The views and opinions expressed are those of the authors and not necessarily those of the National Institute for Health Research (NIHR) or the Department of Health and Social Care.
A data sharing statement provided by the authors is available with the full text of this article at NEJM.org.
We thank Janice Cruden for secretarial support and data management; Gladys McPherson, Mark Forrest, and the programming team at the Centre for Healthcare Randomized Trials; members of the Project Management Group for ongoing advice and support of the trial; the independent members of the trial steering committee and data and safety monitoring committee; and the staff at recruitment sites who facilitated recruitment, treatment, and follow-up of trial participants.
- CONVENTIONAL SURGERY
- ENDOVENOUS LASER-ABLATION

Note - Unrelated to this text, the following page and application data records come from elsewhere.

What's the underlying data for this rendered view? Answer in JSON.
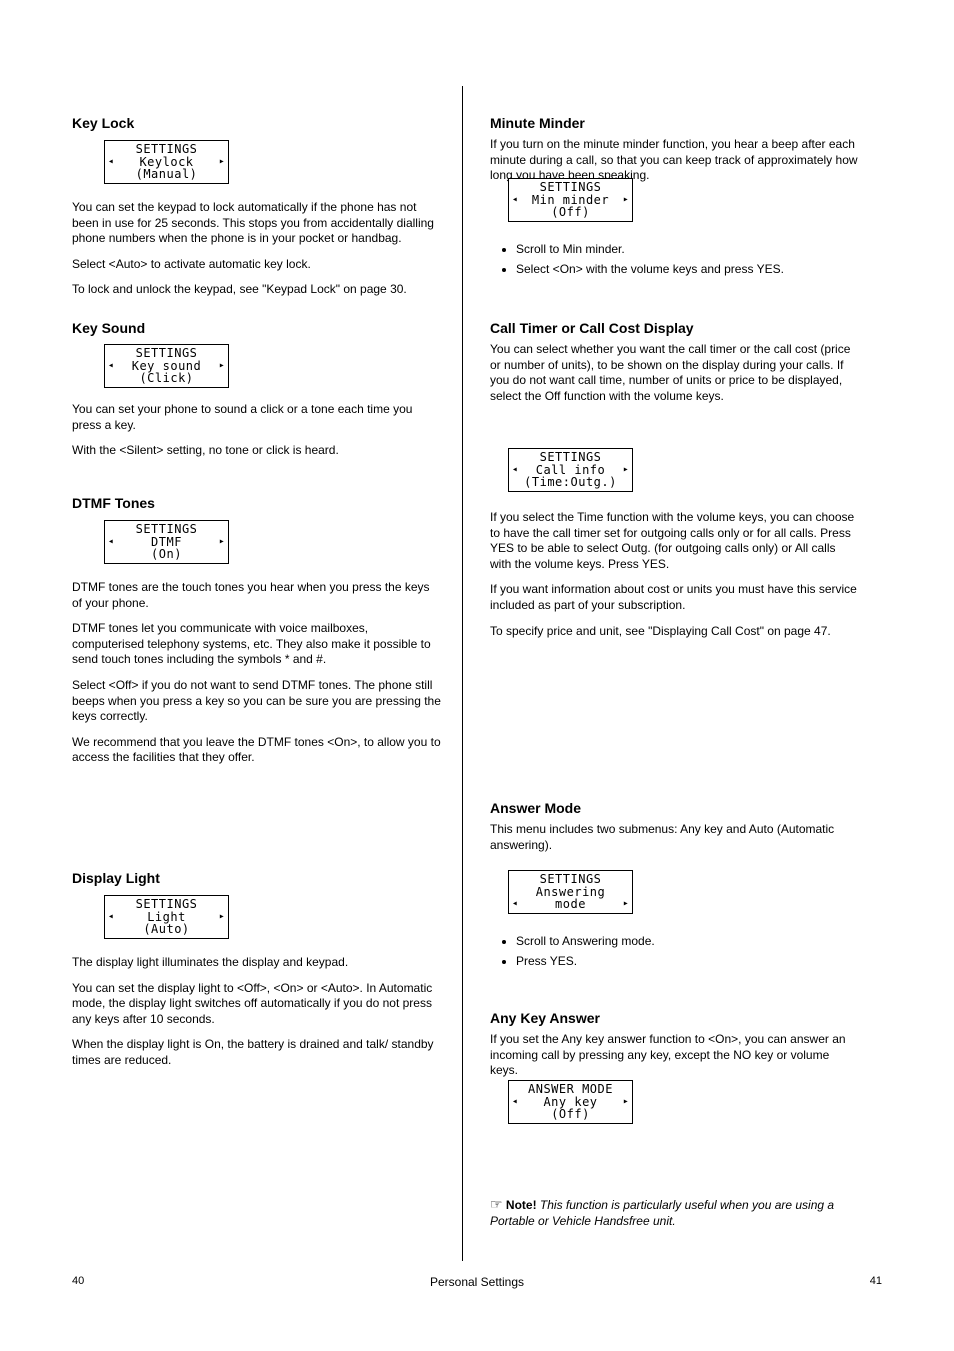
{
  "page_number_left": "40",
  "page_number_right": "41",
  "footer_title": "Personal Settings",
  "left": {
    "keylock": {
      "title": "Key Lock",
      "lcd_title": "SETTINGS",
      "lcd_item": "Keylock",
      "lcd_value": "(Manual)",
      "para1": "You can set the keypad to lock automatically if the phone has not been in use for 25 seconds. This stops you from accidentally dialling phone numbers when the phone is in your pocket or handbag.",
      "para2": "Select <Auto> to activate automatic key lock.",
      "para3": "To lock and unlock the keypad, see \"Keypad Lock\" on page 30."
    },
    "keysound": {
      "title": "Key Sound",
      "lcd_title": "SETTINGS",
      "lcd_item": "Key sound",
      "lcd_value": "(Click)",
      "para1": "You can set your phone to sound a click or a tone each time you press a key.",
      "para2": "With the <Silent> setting, no tone or click is heard."
    },
    "dtmf": {
      "title": "DTMF Tones",
      "lcd_title": "SETTINGS",
      "lcd_item": "DTMF",
      "lcd_value": "(On)",
      "para1": "DTMF tones are the touch tones you hear when you press the keys of your phone.",
      "para2": "DTMF tones let you communicate with voice mailboxes, computerised telephony systems, etc. They also make it possible to send touch tones including the symbols",
      "star_hash_line": "*     and      #",
      "para3": ".",
      "para4": "Select <Off> if you do not want to send DTMF tones. The phone still beeps when you press a key so you can be sure you are pressing the keys correctly.",
      "para5": "We recommend that you leave the DTMF tones <On>, to allow you to access the facilities that they offer."
    },
    "light": {
      "title": "Display Light",
      "lcd_title": "SETTINGS",
      "lcd_item": "Light",
      "lcd_value": "(Auto)",
      "para1": "The display light illuminates the display and keypad.",
      "para2": "You can set the display light to <Off>, <On> or <Auto>. In Automatic mode, the display light switches off automatically if you do not press any keys after 10 seconds.",
      "para3": "When the display light is On, the battery is drained and talk/ standby times are reduced."
    }
  },
  "right": {
    "minute": {
      "title": "Minute Minder",
      "lcd_title": "SETTINGS",
      "lcd_item": "Min minder",
      "lcd_value": "(Off)",
      "para1": "If you turn on the minute minder function, you hear a beep after each minute during a call, so that you can keep track of approximately how long you have been speaking.",
      "bullet1": "Scroll to Min minder.",
      "bullet2": "Select <On> with the volume keys and press YES."
    },
    "callinfo": {
      "title": "Call Timer or Call Cost Display",
      "lcd_title": "SETTINGS",
      "lcd_item": "Call info",
      "lcd_value": "(Time:Outg.)",
      "para1": "You can select whether you want the call timer or the call cost (price or number of units), to be shown on the display during your calls. If you do not want call time, number of units or price to be displayed, select the Off function with the volume keys.",
      "para2": "If you select the Time function with the volume keys, you can choose to have the call timer set for outgoing calls only or for all calls. Press YES to be able to select Outg. (for outgoing calls only) or All calls with the volume keys. Press YES.",
      "para3": "If you want information about cost or units you must have this service included as part of your subscription.",
      "para4": "To specify price and unit, see \"Displaying Call Cost\" on page 47."
    },
    "answer": {
      "title": "Answer Mode",
      "lcd_title": "SETTINGS",
      "lcd_label_a": "Answering",
      "lcd_label_b": "mode",
      "para1": "This menu includes two submenus: Any key and Auto (Automatic answering).",
      "bullet1": "Scroll to Answering mode.",
      "bullet2": "Press YES."
    },
    "anykey": {
      "title": "Any Key Answer",
      "lcd_title": "ANSWER MODE",
      "lcd_item": "Any key",
      "lcd_value": "(Off)",
      "para1": "If you set the Any key answer function to <On>, you can answer an incoming call by pressing any key, except the NO key or volume keys.",
      "note_icon": "☞",
      "note_label": "Note!",
      "note_text": " This function is particularly useful when you are using a Portable or Vehicle Handsfree unit."
    }
  }
}
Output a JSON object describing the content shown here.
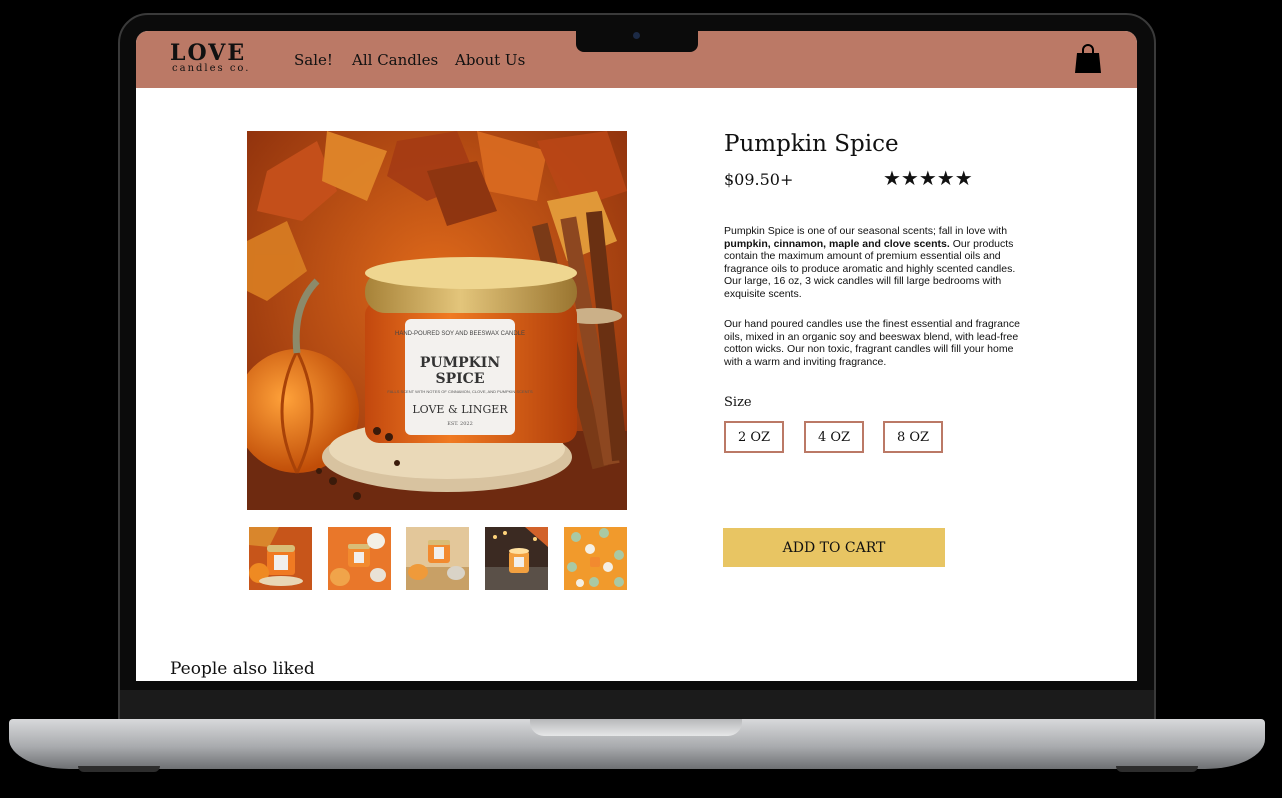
{
  "brand": {
    "logo_main": "LOVE",
    "logo_sub": "candles co."
  },
  "nav": {
    "links": [
      "Sale!",
      "All Candles",
      "About Us"
    ],
    "cart_icon": "shopping-bag-icon"
  },
  "product": {
    "name": "Pumpkin Spice",
    "price": "$09.50+",
    "rating_stars": "★★★★★",
    "rating_value": 5,
    "description1_pre": "Pumpkin Spice is one of our seasonal scents; fall in love with ",
    "description1_bold": "pumpkin, cinnamon, maple and clove scents.",
    "description1_post": " Our products contain the maximum amount of premium essential oils and fragrance oils to produce aromatic and highly scented candles. Our large, 16 oz, 3 wick candles will fill large bedrooms with exquisite scents.",
    "description2": "Our hand poured candles use the finest essential and fragrance oils, mixed in an organic soy and beeswax blend, with lead-free cotton wicks. Our non toxic, fragrant candles will fill your home with a warm and inviting fragrance.",
    "size_label": "Size",
    "sizes": [
      "2 OZ",
      "4 OZ",
      "8 OZ"
    ],
    "add_to_cart": "ADD TO CART",
    "jar_label": {
      "top": "HAND-POURED SOY AND BEESWAX CANDLE",
      "name_line1": "PUMPKIN",
      "name_line2": "SPICE",
      "notes": "FALLS SCENT WITH NOTES OF CINNAMON, CLOVE, AND PUMPKIN SCENTS",
      "maker": "LOVE & LINGER",
      "est": "EST. 2022"
    }
  },
  "related": {
    "title": "People also liked"
  },
  "colors": {
    "nav": "#bb7966",
    "button": "#e8c563",
    "size_border": "#bb7966"
  }
}
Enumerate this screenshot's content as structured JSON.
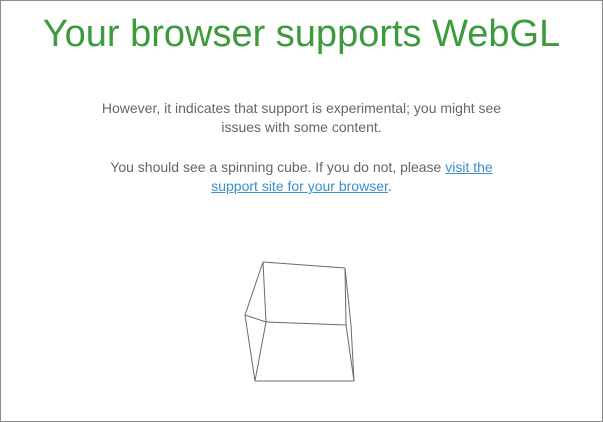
{
  "page": {
    "title": "Your browser supports WebGL",
    "experimental_notice": "However, it indicates that support is experimental; you might see issues with some content.",
    "cube_intro": "You should see a spinning cube. If you do not, please ",
    "support_link_text": "visit the support site for your browser",
    "cube_outro": "."
  },
  "cube": {
    "stroke_color": "#6b6b6b"
  },
  "colors": {
    "title": "#3c9b3c",
    "body_text": "#666666",
    "link": "#3a8fcf"
  }
}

- GREAT SAPHENOUS-VEIN
- GUIDED FOAM SCLEROTHERAPY
- HIGH LIGATION